FPI’s Dyer acknowledged that tamper-evident packaging is one of the biggest issues grab-and-go foodservice providers face today. It’s an important component whether the foods are prepared in stores, in a proprietary commissary or come from an outside supplier.

Campbell explained that Honey Farms worked with its supplier Garber Brothers to develop packaging options that would make freshness and safety paramount considerations.

“When developing a new product, we always consider packaging as part of the process and spec out the packaging to new vendors,” Campbell said.

Kent Kwik Convenience Stores, with 42 locations in Texas, New Mexico and Oklahoma, packages its proprietary Kwik Eats Express sub sandwiches made fresh in its kitchen with 12-by-12-inch cello wrap that is heat sealed.

“Not all cello wrap can be heat sealed; we’ve tried a lot of them and melted more than a few,” said Stormy Williams, the company’s director of operations-foodservice division.
“This wrap is unique because it can go from hot to cold, from freezer to cooler to hot box without changing color, getting brittle or melting,” said Williams.

Wedge sandwiches are packaged in containers with a safety seal. The company switched to the safety seal packaging about three or four years ago.

“We’ll do anything to make people who don’t really know us to feel more comfortable buying food here,” said Williams.

Packaging Provides Information
Packaging will play a central—and in some cases, active—role as the produce industry moves forward with its food safety efforts, said Jim Gorny, vice president of food safety and technology for the Newark, Del.-based Produce Marketing Association.
Packaging does a lot more than hold product: it conveys information, he said.

“When you pick up a head of lettuce or (an) apple, you don’t know what brand it is, but with more packaging, you can see traceability down to the package label,” said Gorny.
In the future, food packaging innovations will extend even further.

“I think you’re going to see a lot more time-temperature indicators—basically, sensor technology through nanotechnologies that are becoming readily accessible,” Gorny added.

Smart Packaging
In the March 22 issue of “The Packer,” a publication for the produce industry, Jim Gorny, vice president of food safety and technology for the Newark, Del.-based Produce Marketing Association, explains that “smart packaging is on the near horizon.”

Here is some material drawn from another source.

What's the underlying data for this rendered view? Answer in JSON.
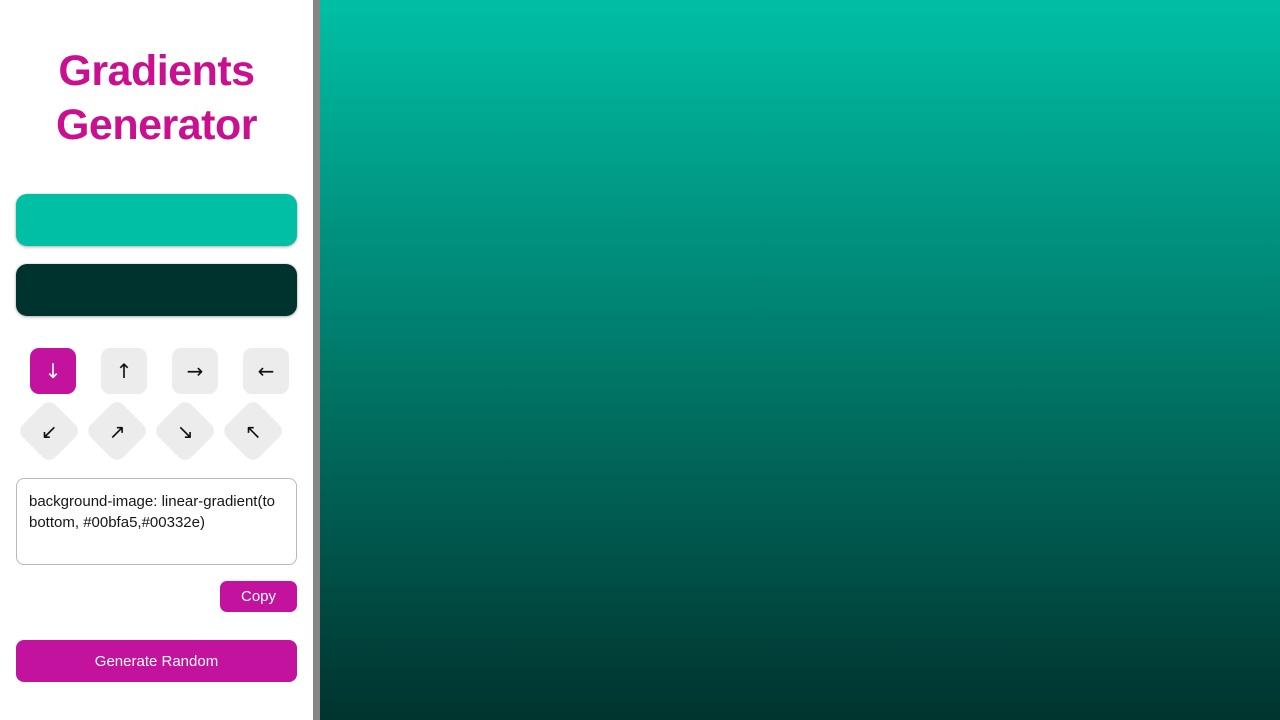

He explained that the packaging will have sensors that turn the label a different color when they detect a certain gas or aroma indicating the presence of salmonella.